When you put your blood, sweat and tears into creating a masterpiece that showcases your uniqueness, the last thing you want is your work being improperly used or even stolen, especially if your art is your livelihood. Unfortunately, many professional photographers of all backgrounds and fields deal with copyright infringement every day.
Granted, those who have high enough incomes predominantly benefit from today's current laws, but the same can't be said for the average professional, like Janis. Check out Janis' story on his battle for the rights to his own image:
Janis is an award-winning fine arts photographer who identifies himself as story-teller. He tells beautiful stories through his writing, photography and other artistic pursuits. Among his favorite subjects are architecture and vineyards. Janis captured a beautiful image of Oregon's wine country. Later, he saw a very similar image on the bumpers of Oregon citizens.
After some investigating, he discovered that the image on a new Oregon license plate was, in fact, derived from his photo. According to Janis' account of the infringement, the tourism bureau of Salem, Oregon decided to create a license plate with a vineyard scene in order to "develop a steady stream of income." They hired an artist to create the image for the plate and provided the artist with images to use as a "vision for the plate". The plate was created with art derived from these "vision images" which included Janis' image.
With a $30 surcharge per license plate sold, the plate brought in $530,000 for the state, Janis reported. However, when contacted by Janis, an attorney representing the bureau claimed that the state did not make any profit from the plate asserting that the $530,000 was not "profit". Janis consulted with an attorney who advised that the legal realities of copyright enforcement make it very difficult to pursue a case and the fact that it would be against the state only makes it more complex.
Janis' attorney advised him to send an invoice to the bureau. He did and, many months later, has yet to receive another response.

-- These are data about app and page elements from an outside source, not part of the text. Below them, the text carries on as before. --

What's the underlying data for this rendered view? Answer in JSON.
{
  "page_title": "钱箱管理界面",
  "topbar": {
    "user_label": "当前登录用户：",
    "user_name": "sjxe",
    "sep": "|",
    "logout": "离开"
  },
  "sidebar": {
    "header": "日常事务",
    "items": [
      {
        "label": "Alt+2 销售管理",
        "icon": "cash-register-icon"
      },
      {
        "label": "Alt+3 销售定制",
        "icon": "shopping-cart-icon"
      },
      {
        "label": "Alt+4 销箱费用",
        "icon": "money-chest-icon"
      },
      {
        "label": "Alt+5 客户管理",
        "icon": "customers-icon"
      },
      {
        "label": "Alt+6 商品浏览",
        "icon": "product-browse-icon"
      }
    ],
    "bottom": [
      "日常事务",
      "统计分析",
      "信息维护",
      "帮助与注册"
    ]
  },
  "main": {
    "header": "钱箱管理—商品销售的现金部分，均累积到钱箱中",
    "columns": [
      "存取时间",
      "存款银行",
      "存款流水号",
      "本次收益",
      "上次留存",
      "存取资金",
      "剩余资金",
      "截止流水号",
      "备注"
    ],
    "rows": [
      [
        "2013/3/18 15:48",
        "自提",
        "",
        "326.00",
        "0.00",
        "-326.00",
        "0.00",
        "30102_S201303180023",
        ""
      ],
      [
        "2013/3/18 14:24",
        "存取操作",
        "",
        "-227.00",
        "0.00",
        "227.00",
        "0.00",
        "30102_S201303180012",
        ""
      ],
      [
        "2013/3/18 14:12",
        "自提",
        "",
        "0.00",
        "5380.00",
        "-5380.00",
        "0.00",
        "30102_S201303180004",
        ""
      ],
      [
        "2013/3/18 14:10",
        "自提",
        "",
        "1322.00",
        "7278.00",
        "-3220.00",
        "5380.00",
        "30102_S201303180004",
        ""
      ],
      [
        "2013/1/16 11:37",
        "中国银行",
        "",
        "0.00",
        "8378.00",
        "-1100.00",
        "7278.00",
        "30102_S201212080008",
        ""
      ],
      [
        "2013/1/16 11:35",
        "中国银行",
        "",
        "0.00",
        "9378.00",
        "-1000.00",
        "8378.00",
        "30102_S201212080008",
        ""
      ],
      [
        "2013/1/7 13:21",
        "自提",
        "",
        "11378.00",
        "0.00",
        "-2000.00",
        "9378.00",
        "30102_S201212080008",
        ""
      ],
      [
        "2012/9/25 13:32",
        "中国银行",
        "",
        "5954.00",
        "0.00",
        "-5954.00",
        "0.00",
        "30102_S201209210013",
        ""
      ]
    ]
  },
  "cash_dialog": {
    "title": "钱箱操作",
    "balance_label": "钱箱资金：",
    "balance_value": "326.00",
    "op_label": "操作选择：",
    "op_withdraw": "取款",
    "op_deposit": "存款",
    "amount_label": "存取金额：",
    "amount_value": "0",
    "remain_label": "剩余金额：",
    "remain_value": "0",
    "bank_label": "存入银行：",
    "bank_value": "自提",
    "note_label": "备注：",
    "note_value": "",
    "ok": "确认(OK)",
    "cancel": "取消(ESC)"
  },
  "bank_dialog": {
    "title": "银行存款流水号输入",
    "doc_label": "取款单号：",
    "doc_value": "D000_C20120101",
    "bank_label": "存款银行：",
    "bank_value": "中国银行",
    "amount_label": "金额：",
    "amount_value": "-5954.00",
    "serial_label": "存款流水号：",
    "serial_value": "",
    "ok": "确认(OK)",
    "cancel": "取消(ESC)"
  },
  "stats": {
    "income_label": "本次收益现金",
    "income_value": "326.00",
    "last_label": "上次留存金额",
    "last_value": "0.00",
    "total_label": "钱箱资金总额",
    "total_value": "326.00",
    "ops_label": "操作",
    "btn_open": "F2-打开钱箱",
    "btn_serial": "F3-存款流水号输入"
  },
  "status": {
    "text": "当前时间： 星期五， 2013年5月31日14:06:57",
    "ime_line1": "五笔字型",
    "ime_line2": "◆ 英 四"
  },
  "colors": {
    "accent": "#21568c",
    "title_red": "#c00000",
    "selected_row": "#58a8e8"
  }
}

This story and many others are the reason that the CASE Act, which creates a Small Claims process, can be a game-changer for photographers and creative artists. It will help them enforce their copyright in cost-effective and efficient ways. Hurry! Send your email to congress now. We need everyone to support Small Claims at PPA.com/SmallClaims!